UC Irvine Healthcare is seeking people of Asian descent with lung cancer to participate in a clinical trial of a drug that targets non-small cell lung cancer.
The trial is part of an effort by UC Irvine oncologist Dr. Ignatius Ou and others to tailor chemotherapy by taking advantage of genetic mutations present in tumors.
While smoking is a leading cause of lung cancer, it may also occur in those who have never smoked. This kind of lung cancer is commonly found in Asian people. Epidemiological studies have estimated that more than half of Asian women and 30 percent of Asian men who develop lung cancer have never smoked. Overall, lung cancer is the leading cause of cancer death in America.
“We now know that lung cancer in people who have never smoked is a distinct type of tumor and they have a much better survival rate than in cancer caused by smoking,” Ou says. “This is because those tumors may be caused by at least eight genetic mutations which could be blocked by drugs that are available commercially or are in clinical trials.”
A clinical trial that concluded last year at UC Irvine’s Chao Family Comprehensive Cancer Center in Orange and other sites around the country found that the drug crizotinib is effective in extended the life of patients with late-stage non-small cell lung cancer. One of these genetic alterations is in the ALK enzyme, or receptor tyrosine kinase. Participants in the trial were given crizotinib to target genetic alterations in ALK, which were first observed and reported in 2007. In 2011, the drug was approved by the U.S. Food and Drug Administration to treat lung cancer with this mutation.

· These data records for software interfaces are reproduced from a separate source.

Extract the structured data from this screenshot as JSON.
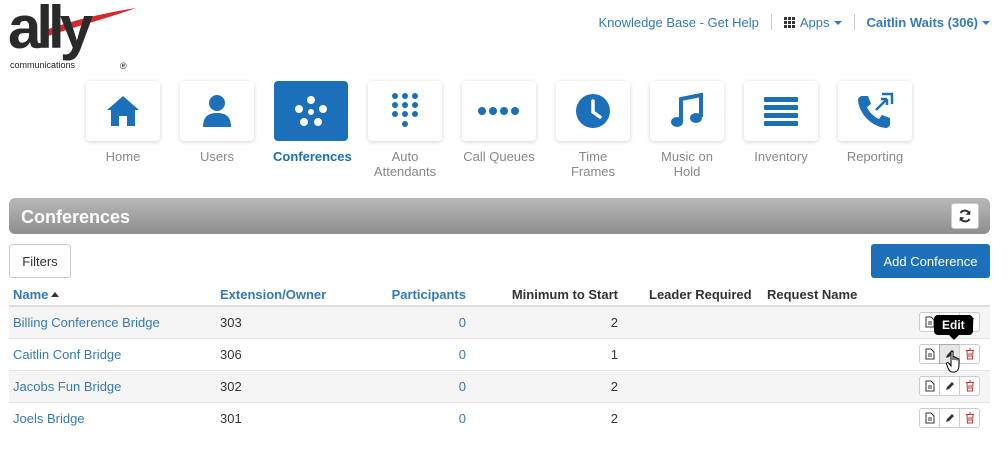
{
  "logo": {
    "word": "ally",
    "sub": "communications",
    "reg": "®"
  },
  "topnav": {
    "help": "Knowledge Base - Get Help",
    "apps": "Apps",
    "user": "Caitlin Waits (306)"
  },
  "tiles": [
    {
      "label": "Home",
      "icon": "home-icon"
    },
    {
      "label": "Users",
      "icon": "user-icon"
    },
    {
      "label": "Conferences",
      "icon": "conference-icon",
      "active": true
    },
    {
      "label": "Auto Attendants",
      "icon": "keypad-icon"
    },
    {
      "label": "Call Queues",
      "icon": "queue-dots-icon"
    },
    {
      "label": "Time Frames",
      "icon": "clock-icon"
    },
    {
      "label": "Music on Hold",
      "icon": "music-note-icon"
    },
    {
      "label": "Inventory",
      "icon": "list-icon"
    },
    {
      "label": "Reporting",
      "icon": "phone-arrows-icon"
    }
  ],
  "section": {
    "title": "Conferences"
  },
  "buttons": {
    "filters": "Filters",
    "add": "Add Conference"
  },
  "table": {
    "headers": [
      "Name",
      "Extension/Owner",
      "Participants",
      "Minimum to Start",
      "Leader Required",
      "Request Name"
    ],
    "rows": [
      {
        "name": "Billing Conference Bridge",
        "ext": "303",
        "participants": "0",
        "min": "2",
        "leader": "",
        "request": ""
      },
      {
        "name": "Caitlin Conf Bridge",
        "ext": "306",
        "participants": "0",
        "min": "1",
        "leader": "",
        "request": ""
      },
      {
        "name": "Jacobs Fun Bridge",
        "ext": "302",
        "participants": "0",
        "min": "2",
        "leader": "",
        "request": ""
      },
      {
        "name": "Joels Bridge",
        "ext": "301",
        "participants": "0",
        "min": "2",
        "leader": "",
        "request": ""
      }
    ]
  },
  "tooltip": "Edit",
  "colors": {
    "brand_blue": "#1b70b9",
    "link_blue": "#337ab7",
    "logo_red": "#d7282f",
    "delete_red": "#c9302c"
  }
}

UC Irvine is now beginning a trial to treat another genetic alteration called ROS and is screening male and female lung cancer patients who have never smoked for the ROS mutation.
To determine whether you are eligible to participate in the crizotinib/ROS trial, please call toll-free 877.UC.STUDY (877.827.8839) or e-mail email@example.com.
Clinical trials are conducted at UC Irvine’s Chao Family Comprehensive Cancer Center, one of only 41 National Cancer Institute designated comprehensive cancer centers in the country and the only one in Orange County.